I know for a fact that Dick Grey touched many lives. Dick was my first mentor and my most treasured. Working closely with him led me to become nonformulaic, agile with my expectations, fearless, trusting in others, and to have fun in everything.
Two weeks after graduating from college, as a newly hired sales administrator at what was then Bobst Inc. in Roseland, New Jersey, I began to work with Dick preparing proposals, writing contracts, and providing excellent customer service. I learned the business of rotogravure printing from Dick. Because “there’s nothing to learn in the office,” I traveled with Dick to exotic locations such as St. Albans, Vermont; Warsaw, Indiana; Clinton, South Carolina; Rogersville, Tennessee; Murphysboro, Illinois; Brownwood, Texas; and many places in between. I spent time in printing plants, met with company owners and press operators, and watched an excellent salesman ply his craft.
One day, Dick came into my office and asked me to follow him. We went to the office of the president of Bobst. “Mike is wasting his time as a sales administrator. Let’s give him a sales territory. He’s ready,” Dick said. The reply: “Bobst has never had a salesman that young.”
At the age of 24, I was on my way. There was no formal training program. Sitting in the office with Dick, occasionally traveling together (after ceding some of the country to me, Dick had his own territory to cover). Industry association meetings and trade shows. On-the-job training. Building a network of lifelong friends and growing responsibilities as Bobst added products and markets.
At the time, I didn’t know that Dick was mentoring me. I didn’t know what mentoring was. But looking back, it was amazing, because I was learning from a friend and respected colleague. Steven Spielberg has said of mentoring, “The delicate balance of mentoring someone is not creating them in your image but giving them the opportunity to create themselves.”
I got married to the wonderful Susan, and we built our first home in the town where Dick lived. He was the fire chief of the volunteer department in town. He and the department would come down and practice in our home as it was being framed and built. I started calling him “Chief,” although I never did accept his many invitations to join the department. Great pancake breakfast fundraisers!

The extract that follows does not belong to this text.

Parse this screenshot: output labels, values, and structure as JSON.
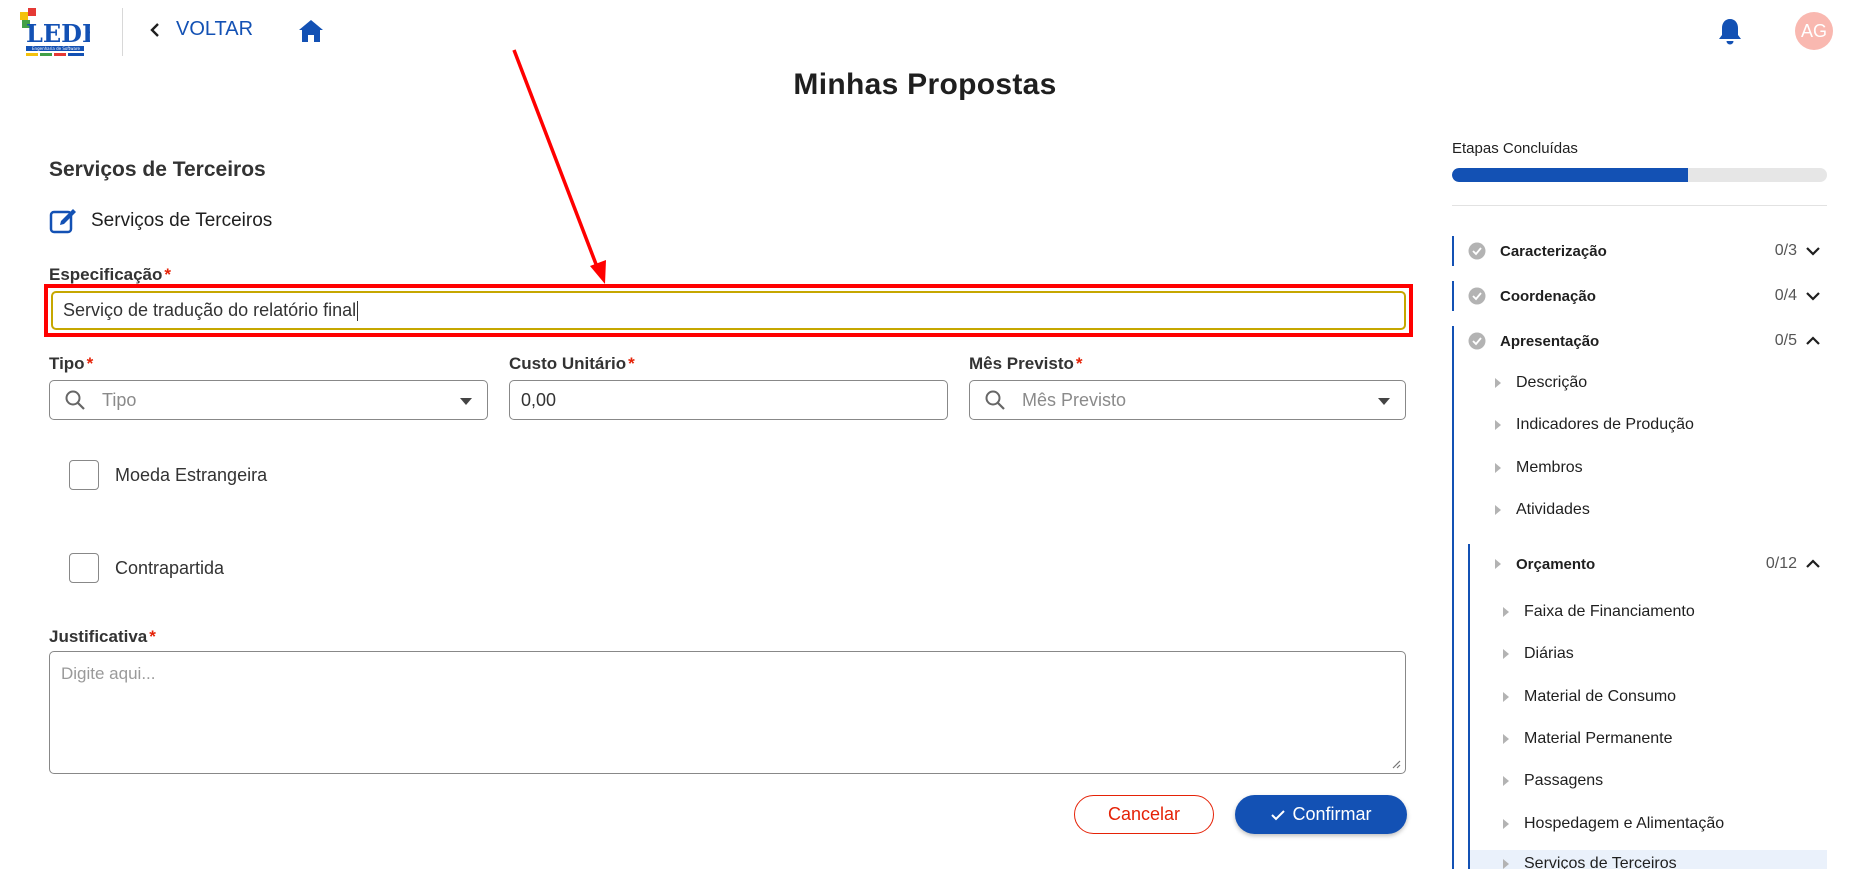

Dick shared his style and expertise with many colleagues, several of whom, like me, remain active in the industry. Many are AICC Associate members. All of us appreciate experiences, and we place the customer (or the member) at the center of what we do.
If you are actively mentoring someone, thank you for sharing of yourself. It really does make a difference. If you are passively mentoring someone by creating opportunities for them and involving them, thank you for having a vision for others.
Benjamin Franklin is credited with writing, “Tell me, and I forget. Teach me, and I remember. Involve me, and I learn.”
There is probably no better example of this than AICC members and AICC itself. Mentoring, sharing, experiencing. It is all about involvement.